Department of Justice sees same holiday scams as last year

 

Vicki Perry was elated when she opened a letter from Houston Outsourcing Services offering her a job as a mystery shopper. Just for rating the service at some local fast food restaurants, the 59-year-old Corvallis woman was told, she would be paid about $400 to $500 per week.

To get her started, Houston Outsourcing Services enclosed a check for $3,200 to cover expenses, with any money remaining to be returned to the company. The letter instructed Perry to call a phone number for further instructions.

“I had the deposit slip in my hand; I was so excited about it,” she said.

But her husband saw red flags and asked her to talk to the bank about the check before attempting to cash it.

“It turns out to be no good. They said every check sent out by the account had been returned,” she said.

Perry did not deposit the check and advises others to take precautions when they get offers that seem too good to be true.

“Check it out before you get into it,” she said.

Oregon Department of Justice spokeswoman Kate Medema said “secret shopper” cons are typical of the holidays and that people should be wary of unsolicited offers of employment. Medema could not confirm from her records that Houston Outsourcing Services was running a scam, but a Google search of the name returned no matches.

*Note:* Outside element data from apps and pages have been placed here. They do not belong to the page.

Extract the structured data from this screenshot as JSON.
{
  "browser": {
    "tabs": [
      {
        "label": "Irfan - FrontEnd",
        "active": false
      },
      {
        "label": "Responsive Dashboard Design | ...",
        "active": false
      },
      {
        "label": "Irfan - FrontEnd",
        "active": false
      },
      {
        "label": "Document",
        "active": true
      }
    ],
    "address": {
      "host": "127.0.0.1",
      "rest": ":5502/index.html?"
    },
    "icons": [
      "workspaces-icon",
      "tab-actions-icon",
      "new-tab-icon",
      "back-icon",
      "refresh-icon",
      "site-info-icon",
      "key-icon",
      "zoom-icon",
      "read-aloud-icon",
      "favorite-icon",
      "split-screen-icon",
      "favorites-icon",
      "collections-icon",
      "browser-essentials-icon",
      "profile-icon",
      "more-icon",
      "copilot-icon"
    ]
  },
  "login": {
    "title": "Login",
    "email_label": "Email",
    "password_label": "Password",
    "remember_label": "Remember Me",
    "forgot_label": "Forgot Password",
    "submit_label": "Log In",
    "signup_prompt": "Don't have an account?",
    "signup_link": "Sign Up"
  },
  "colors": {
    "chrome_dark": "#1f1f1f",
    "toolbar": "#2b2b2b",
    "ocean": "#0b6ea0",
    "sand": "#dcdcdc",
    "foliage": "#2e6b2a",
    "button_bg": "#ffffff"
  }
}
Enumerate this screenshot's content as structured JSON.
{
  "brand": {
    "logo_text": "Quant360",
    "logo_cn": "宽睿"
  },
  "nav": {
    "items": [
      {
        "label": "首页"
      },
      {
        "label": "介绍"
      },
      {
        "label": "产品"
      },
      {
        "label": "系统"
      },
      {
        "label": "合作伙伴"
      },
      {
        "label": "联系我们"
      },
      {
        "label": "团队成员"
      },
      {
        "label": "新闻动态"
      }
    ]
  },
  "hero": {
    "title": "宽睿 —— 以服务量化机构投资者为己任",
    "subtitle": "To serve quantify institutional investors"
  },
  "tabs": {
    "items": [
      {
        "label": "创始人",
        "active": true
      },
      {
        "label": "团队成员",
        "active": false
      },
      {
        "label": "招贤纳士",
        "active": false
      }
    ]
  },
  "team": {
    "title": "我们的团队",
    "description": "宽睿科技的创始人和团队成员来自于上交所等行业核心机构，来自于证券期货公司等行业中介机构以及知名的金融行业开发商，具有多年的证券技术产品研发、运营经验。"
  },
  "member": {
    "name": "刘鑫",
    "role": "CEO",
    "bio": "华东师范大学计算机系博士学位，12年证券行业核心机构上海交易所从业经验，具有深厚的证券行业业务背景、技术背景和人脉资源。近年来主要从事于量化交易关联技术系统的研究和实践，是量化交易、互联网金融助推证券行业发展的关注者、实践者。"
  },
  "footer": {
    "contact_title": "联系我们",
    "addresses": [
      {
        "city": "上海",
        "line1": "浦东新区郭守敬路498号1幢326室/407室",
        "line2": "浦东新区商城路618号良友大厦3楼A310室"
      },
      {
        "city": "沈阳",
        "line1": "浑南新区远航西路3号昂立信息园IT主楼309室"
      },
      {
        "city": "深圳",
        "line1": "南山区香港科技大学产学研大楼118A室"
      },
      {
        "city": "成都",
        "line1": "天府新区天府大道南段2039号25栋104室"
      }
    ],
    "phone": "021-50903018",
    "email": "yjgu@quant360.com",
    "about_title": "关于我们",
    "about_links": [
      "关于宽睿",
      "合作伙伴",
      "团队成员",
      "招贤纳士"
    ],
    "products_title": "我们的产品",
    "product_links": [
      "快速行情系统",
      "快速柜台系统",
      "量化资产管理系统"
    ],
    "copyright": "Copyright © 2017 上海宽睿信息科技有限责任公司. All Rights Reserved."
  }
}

“By and large we’re seeing the same type of consumer complaints that we received around the 2010 holiday season,” she said in an email to the Gazette-Times. “The secret/mystery shopper scam is one that has been around since about 2007 and is among a number of scams that tend to generate consumer complaints throughout the year.”